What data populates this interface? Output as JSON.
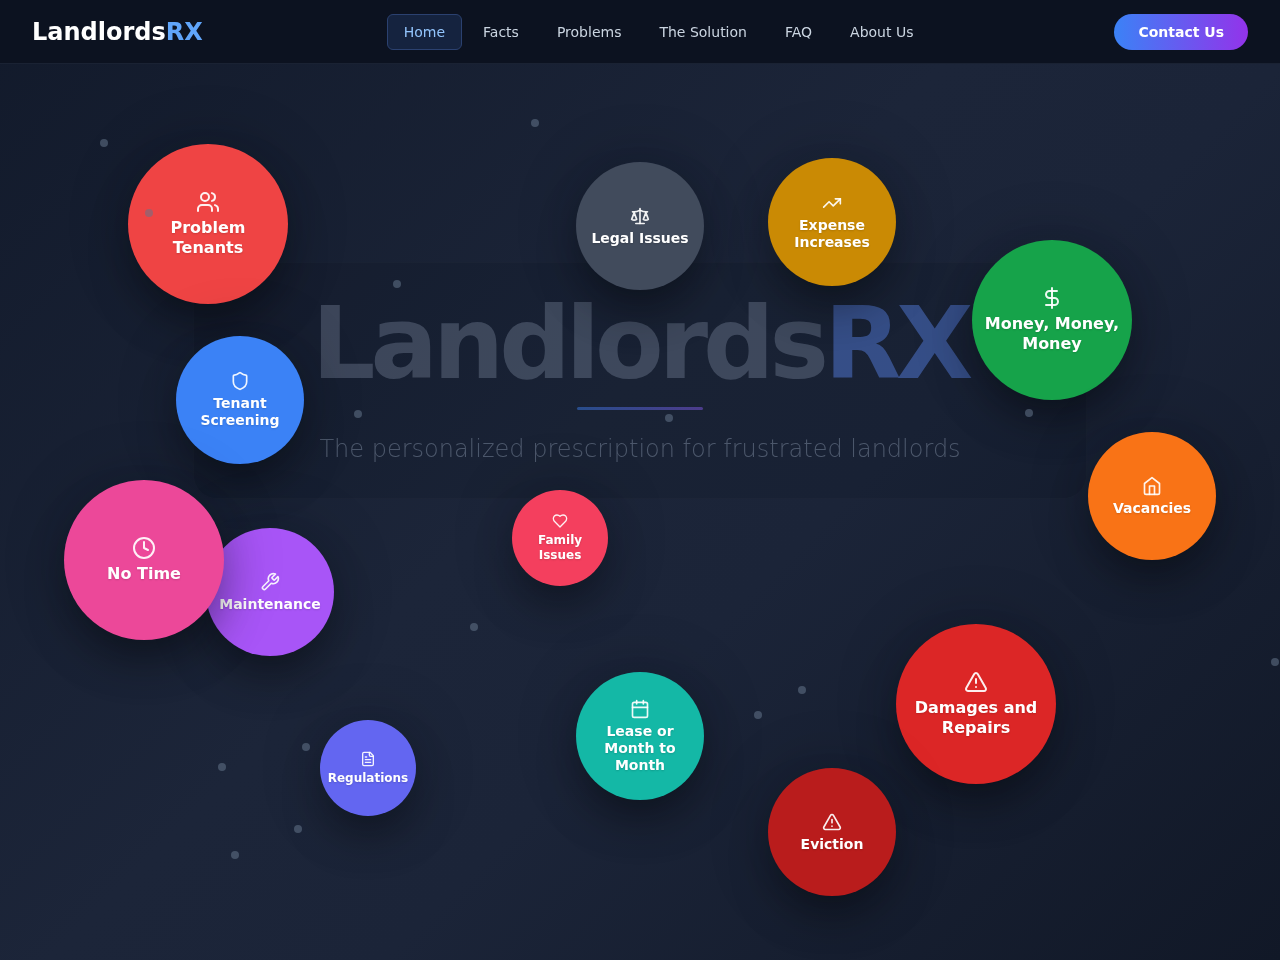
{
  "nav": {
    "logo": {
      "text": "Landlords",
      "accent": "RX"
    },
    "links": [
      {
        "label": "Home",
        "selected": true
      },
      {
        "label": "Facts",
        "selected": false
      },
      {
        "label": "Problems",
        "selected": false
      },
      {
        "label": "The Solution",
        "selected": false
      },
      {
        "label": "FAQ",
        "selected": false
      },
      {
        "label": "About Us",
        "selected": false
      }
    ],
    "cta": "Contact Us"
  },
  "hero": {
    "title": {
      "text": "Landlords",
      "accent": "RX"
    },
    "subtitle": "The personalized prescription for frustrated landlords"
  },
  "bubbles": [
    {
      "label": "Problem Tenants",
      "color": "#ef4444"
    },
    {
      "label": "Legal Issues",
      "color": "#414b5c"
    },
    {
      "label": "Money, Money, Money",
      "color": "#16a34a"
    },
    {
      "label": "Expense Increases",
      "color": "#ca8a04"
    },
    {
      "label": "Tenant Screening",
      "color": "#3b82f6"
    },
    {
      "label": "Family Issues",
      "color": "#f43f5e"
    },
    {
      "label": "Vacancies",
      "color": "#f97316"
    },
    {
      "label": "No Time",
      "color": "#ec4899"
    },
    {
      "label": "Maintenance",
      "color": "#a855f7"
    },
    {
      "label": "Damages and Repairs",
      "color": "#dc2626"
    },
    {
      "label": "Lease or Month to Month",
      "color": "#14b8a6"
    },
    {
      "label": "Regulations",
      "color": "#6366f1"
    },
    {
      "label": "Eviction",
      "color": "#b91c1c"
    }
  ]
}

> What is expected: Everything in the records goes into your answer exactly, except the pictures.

> Output for this task:
What data populates this interface? Output as JSON.
{
  "nav": {
    "logo": {
      "text": "Landlords",
      "accent": "RX"
    },
    "links": [
      {
        "label": "Home",
        "selected": true
      },
      {
        "label": "Facts",
        "selected": false
      },
      {
        "label": "Problems",
        "selected": false
      },
      {
        "label": "The Solution",
        "selected": false
      },
      {
        "label": "FAQ",
        "selected": false
      },
      {
        "label": "About Us",
        "selected": false
      }
    ],
    "cta": "Contact Us"
  },
  "hero": {
    "title": {
      "text": "Landlords",
      "accent": "RX"
    },
    "subtitle": "The personalized prescription for frustrated landlords"
  },
  "bubbles": [
    {
      "label": "Problem Tenants",
      "color": "#ef4444"
    },
    {
      "label": "Legal Issues",
      "color": "#414b5c"
    },
    {
      "label": "Money, Money, Money",
      "color": "#16a34a"
    },
    {
      "label": "Expense Increases",
      "color": "#ca8a04"
    },
    {
      "label": "Tenant Screening",
      "color": "#3b82f6"
    },
    {
      "label": "Family Issues",
      "color": "#f43f5e"
    },
    {
      "label": "Vacancies",
      "color": "#f97316"
    },
    {
      "label": "No Time",
      "color": "#ec4899"
    },
    {
      "label": "Maintenance",
      "color": "#a855f7"
    },
    {
      "label": "Damages and Repairs",
      "color": "#dc2626"
    },
    {
      "label": "Lease or Month to Month",
      "color": "#14b8a6"
    },
    {
      "label": "Regulations",
      "color": "#6366f1"
    },
    {
      "label": "Eviction",
      "color": "#b91c1c"
    }
  ]
}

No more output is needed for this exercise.